If you’re looking to get caught up with Boston shoe-gazey jangle band 3 A.M. Again then Come Back from the Sun is the album for you. Combining tracks from a number of previous EPs and long-players, the collection is a mammoth 20 track set that is very attractively priced. The record opens with a solid should-be hit single in “I Can Always Tell the Difference,” a song that builds nicely with a lilting swing and breezy melody. Folkie acoustic guitar work defines this album, definitely shading the distinctive feel of songs like “Painted from the Moving Train” and beautiful instrumentals like “Thatcher Road.” But sometimes the tempo picks up a more rocky demeanor on songs like “Bring Me Out” and “No Help When You Were Young.” There’s a sixties psychedelic pop feel to “You Should Let Me Love You” while “Not Willing” exudes California sunshine pop. I love the late 1960s acoustic guitar folk feel and CS&N vocal style on “Does It Help.” This record is the perfect accompaniment to a sunny day out walking somewhere.

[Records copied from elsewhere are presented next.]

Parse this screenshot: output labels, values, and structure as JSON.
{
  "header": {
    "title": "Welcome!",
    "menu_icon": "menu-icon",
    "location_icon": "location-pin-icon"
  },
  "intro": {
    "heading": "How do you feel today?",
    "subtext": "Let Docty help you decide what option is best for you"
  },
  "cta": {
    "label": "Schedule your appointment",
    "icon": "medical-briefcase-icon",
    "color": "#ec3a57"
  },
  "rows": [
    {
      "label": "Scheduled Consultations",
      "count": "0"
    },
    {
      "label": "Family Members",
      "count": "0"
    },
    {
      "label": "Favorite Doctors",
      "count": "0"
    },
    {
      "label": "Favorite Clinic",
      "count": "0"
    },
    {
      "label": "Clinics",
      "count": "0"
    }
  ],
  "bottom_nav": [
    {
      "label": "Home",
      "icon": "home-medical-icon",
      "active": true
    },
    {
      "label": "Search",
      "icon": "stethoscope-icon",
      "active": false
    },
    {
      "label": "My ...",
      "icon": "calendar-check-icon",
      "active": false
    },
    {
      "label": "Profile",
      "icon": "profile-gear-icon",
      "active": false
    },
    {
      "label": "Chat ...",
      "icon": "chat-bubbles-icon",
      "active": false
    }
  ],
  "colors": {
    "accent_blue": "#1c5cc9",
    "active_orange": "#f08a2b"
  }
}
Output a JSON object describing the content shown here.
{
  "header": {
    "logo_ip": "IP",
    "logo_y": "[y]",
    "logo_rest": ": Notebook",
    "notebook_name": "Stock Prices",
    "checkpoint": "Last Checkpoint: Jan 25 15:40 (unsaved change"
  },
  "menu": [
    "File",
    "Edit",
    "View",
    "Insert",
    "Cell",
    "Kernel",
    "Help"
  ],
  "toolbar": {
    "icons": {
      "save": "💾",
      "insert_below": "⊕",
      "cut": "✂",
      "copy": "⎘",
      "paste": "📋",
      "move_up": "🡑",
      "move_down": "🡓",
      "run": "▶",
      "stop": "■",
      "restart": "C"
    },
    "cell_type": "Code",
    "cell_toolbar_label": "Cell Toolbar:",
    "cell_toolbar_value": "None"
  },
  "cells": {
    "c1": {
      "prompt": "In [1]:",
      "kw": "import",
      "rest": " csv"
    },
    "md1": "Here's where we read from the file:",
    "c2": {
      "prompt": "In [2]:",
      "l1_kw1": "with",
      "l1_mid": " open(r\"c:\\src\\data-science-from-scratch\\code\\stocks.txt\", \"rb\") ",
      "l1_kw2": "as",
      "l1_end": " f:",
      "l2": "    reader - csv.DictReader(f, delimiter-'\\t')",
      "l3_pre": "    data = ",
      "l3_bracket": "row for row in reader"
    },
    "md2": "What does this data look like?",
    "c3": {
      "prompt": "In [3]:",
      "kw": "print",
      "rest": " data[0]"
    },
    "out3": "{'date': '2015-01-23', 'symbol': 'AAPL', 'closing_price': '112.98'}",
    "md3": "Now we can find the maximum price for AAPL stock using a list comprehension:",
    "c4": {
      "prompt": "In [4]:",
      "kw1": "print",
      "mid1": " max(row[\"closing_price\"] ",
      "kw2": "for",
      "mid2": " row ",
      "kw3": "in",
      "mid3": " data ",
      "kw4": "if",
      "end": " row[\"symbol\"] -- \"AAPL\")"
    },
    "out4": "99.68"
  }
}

I thought I knew Chris Church. I’ve reviewed more than a few of his singles and albums. His guitar work is typically highly finessed with just a bit of grit thrown in, coating but never obscuring the basic melodic strengths of his songs. But Game Dirt is a game changer. Here Church conjures up the ghosts of the mid-1970s California country-tinged rock and roll scene of Warren Zevon or Walter Egan, mingling them with some of the most genre-stretching material of his career. “Learn” opens things up with strong dose of David Lindley/John Fogarty bluesy rock but then “Faderal” shifts gears, an urgent, original dose of poprock that seems to owe more to arty bands like Split Enz or mid-period Squeeze. “Fall,” “Lost,” and “Trying” then sets the tone for much of what follows, a easygoing 1970s westcoast feel, a bit Fleetwood Mac, a hint of the Eagles, even a little Marshall Crenshaw on the last entry. Some signature Church guitar returns on the should-be single “Know” where the guitar hook winds itself around the central vocal melody with propulsive force. Country comes to the fore in a down-home rollicking sort of way on “Smile” while “Sunrise” has a very Jayhawks ambience. Looking for some nice pop hooks and a bit of jangly guitar? “Removed” will fit the bill. Basic takeaway: Game Dirt is a remarkable piece of work from an artist that clearly still has a few surprises for us.